The Energy Regulatory Commission of Mexico (CRE) has published new fuel regulations that allow for the blending and sale of up to 5.8 percent ethanol in the country’s fuel supply outside of three major metro areas of Mexico City, Guadalajara and Monterrey. The new fuel regulations will become effective in 60 days after publication, which took place today. This marks the first time in Mexico’s history that the country has established a policy of ethanol. Several U.S.-based organizations have been working to promote the export of American made ethanol and applauded this development.
“By approving new fuel standards that allow for ethanol blending at 5.8 percent rate throughout much of the country, the Mexican Energy Regulatory Commission has taken an important step forward in improving the quality of motor fuel provided to its citizens,” said Emily Skor, CEO of Growth Energy.
Skor continued, “These standards aren’t applied universally throughout the entire country, however, so there is certainly more progress to be made. Ethanol is a cleaner burning fuel additive that increases octane and reduces reliance on toxic cancer-causing additives. Our collective goal should be greater harmonization across all of North America on fuel regulations that embrace cleaner burning biofuels like ethanol because that is in the best interest of every mother, father and child.

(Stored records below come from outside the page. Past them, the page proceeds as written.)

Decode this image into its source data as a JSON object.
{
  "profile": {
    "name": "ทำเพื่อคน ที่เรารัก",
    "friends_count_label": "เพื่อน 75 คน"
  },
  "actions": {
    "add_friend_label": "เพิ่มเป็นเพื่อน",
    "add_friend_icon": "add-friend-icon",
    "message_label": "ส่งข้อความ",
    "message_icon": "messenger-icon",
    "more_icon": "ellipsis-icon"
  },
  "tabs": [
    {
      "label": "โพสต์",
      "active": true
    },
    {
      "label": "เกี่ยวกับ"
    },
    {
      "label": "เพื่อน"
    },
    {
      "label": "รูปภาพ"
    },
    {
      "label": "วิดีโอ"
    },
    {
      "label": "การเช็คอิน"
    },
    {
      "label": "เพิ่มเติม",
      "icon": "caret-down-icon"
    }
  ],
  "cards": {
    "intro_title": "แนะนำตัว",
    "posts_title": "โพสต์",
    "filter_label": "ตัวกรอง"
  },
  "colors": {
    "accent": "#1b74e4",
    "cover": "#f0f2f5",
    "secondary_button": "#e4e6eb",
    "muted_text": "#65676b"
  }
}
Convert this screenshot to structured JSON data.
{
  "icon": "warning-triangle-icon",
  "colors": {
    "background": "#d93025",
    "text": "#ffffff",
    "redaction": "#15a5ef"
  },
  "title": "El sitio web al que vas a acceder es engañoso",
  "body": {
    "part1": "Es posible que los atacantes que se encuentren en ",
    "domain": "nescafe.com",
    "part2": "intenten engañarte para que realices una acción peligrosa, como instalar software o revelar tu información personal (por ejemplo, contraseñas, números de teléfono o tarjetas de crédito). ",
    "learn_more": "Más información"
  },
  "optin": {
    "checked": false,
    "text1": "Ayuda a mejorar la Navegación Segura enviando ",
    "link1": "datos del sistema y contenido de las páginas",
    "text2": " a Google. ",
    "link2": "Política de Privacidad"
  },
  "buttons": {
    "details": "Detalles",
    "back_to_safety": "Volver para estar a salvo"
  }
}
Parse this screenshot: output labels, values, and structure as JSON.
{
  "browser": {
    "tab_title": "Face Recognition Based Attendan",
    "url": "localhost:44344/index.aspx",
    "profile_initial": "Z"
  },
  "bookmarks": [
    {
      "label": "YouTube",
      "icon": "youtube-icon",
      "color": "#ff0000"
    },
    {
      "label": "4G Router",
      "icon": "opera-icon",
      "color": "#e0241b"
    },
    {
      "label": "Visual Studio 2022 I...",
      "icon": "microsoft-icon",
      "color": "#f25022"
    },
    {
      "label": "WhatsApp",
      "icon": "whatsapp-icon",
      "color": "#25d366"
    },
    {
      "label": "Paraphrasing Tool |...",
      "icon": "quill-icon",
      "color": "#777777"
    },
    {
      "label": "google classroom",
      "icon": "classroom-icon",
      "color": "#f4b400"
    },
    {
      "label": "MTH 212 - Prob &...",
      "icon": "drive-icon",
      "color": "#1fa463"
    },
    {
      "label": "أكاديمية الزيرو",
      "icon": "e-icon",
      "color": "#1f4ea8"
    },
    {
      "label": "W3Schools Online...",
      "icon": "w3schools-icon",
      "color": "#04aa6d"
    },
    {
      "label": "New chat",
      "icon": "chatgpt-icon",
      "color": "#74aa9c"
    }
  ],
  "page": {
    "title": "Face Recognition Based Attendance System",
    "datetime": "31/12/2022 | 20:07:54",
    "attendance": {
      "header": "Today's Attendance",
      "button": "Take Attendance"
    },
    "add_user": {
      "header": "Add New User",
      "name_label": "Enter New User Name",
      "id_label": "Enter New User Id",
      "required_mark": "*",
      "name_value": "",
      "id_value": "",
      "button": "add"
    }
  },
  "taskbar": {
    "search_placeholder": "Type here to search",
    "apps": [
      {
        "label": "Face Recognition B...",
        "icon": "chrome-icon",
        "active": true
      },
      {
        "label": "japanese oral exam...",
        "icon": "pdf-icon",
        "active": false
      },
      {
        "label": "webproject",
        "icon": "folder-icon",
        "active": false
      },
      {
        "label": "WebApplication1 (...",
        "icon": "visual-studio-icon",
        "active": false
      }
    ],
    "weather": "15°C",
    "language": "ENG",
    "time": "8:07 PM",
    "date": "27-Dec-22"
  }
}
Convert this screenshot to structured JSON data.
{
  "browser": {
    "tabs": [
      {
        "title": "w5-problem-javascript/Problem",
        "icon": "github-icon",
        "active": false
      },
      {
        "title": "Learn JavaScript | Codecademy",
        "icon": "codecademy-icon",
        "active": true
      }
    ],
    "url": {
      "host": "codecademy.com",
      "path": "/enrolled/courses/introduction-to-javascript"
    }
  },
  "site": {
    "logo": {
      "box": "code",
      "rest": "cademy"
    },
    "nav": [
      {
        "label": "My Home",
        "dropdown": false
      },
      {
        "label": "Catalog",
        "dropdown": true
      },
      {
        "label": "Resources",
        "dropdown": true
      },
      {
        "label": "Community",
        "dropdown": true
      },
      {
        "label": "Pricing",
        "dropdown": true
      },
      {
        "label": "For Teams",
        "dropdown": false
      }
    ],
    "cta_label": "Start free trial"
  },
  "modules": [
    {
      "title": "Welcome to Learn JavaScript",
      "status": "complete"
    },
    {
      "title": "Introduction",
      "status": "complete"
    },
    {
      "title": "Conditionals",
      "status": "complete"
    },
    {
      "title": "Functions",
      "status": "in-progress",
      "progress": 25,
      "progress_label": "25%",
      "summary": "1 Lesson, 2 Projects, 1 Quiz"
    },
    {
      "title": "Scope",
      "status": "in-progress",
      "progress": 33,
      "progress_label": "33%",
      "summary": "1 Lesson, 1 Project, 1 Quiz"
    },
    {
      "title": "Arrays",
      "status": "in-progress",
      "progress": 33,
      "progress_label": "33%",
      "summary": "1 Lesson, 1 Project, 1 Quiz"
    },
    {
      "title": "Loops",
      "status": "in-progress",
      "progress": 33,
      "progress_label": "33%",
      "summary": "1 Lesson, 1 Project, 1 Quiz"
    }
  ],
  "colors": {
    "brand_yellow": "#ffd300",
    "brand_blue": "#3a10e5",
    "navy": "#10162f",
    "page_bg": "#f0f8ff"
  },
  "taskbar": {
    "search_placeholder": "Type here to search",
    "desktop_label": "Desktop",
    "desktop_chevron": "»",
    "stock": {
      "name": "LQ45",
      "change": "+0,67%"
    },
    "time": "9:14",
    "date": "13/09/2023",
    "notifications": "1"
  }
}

Growth Energy will continue to work with our public and private sector colleagues in Mexico to clearly demonstrate the value of ethanol to their environment, water quality, rural sector and consumers.”
Tom Sleight, president and CEO of the U.S. Grains Council, said of the announcement, “We are pleased to see Mexico begin to embrace the inclusion of fuel ethanol in their gasoline. The U.S. Grains Council has worked in Mexico for many years and has seen enormous growth in that market’s demand for U.S. products of all types in the past two decades. We welcome this positive development related to ethanol use and what it could mean for furthering of the U.S.-Mexican trade partnership.”
He continued, “We look forward to continuing to work with our colleagues in the U.S. ethanol industry to provide Mexican regulators, fuel industry officials and the public with information that highlights the proven benefits ethanol can provide for air quality and rural economic development in their country. We are hopeful that all of Mexico will be able to achieve these benefits from ethanol use soon.”
Bob Dinneen, president and CEO of the Renewable Fuels Association (RFA), said, “The Mexican Energy Regulatory Commission should be commended for recognizing the positive role ethanol can play in advancing that country’s energy, economic and environmental policies. Ethanol blended gasolines can reduce all criteria pollutants – carbon monoxide, ozone, particulates and toxics. As a result, we believe the Commission has erred in excluding ethanol use from the three most populous cities.”
Dinneen added, “We will continue to work with our partners here and the Mexican government to assure the most up-to-date science is applied, providing the Commission with confidence the use of ethanol will help them in their effort to fight ozone pollution and provide a more open and competitive market for the benefit of Mexican consumers.”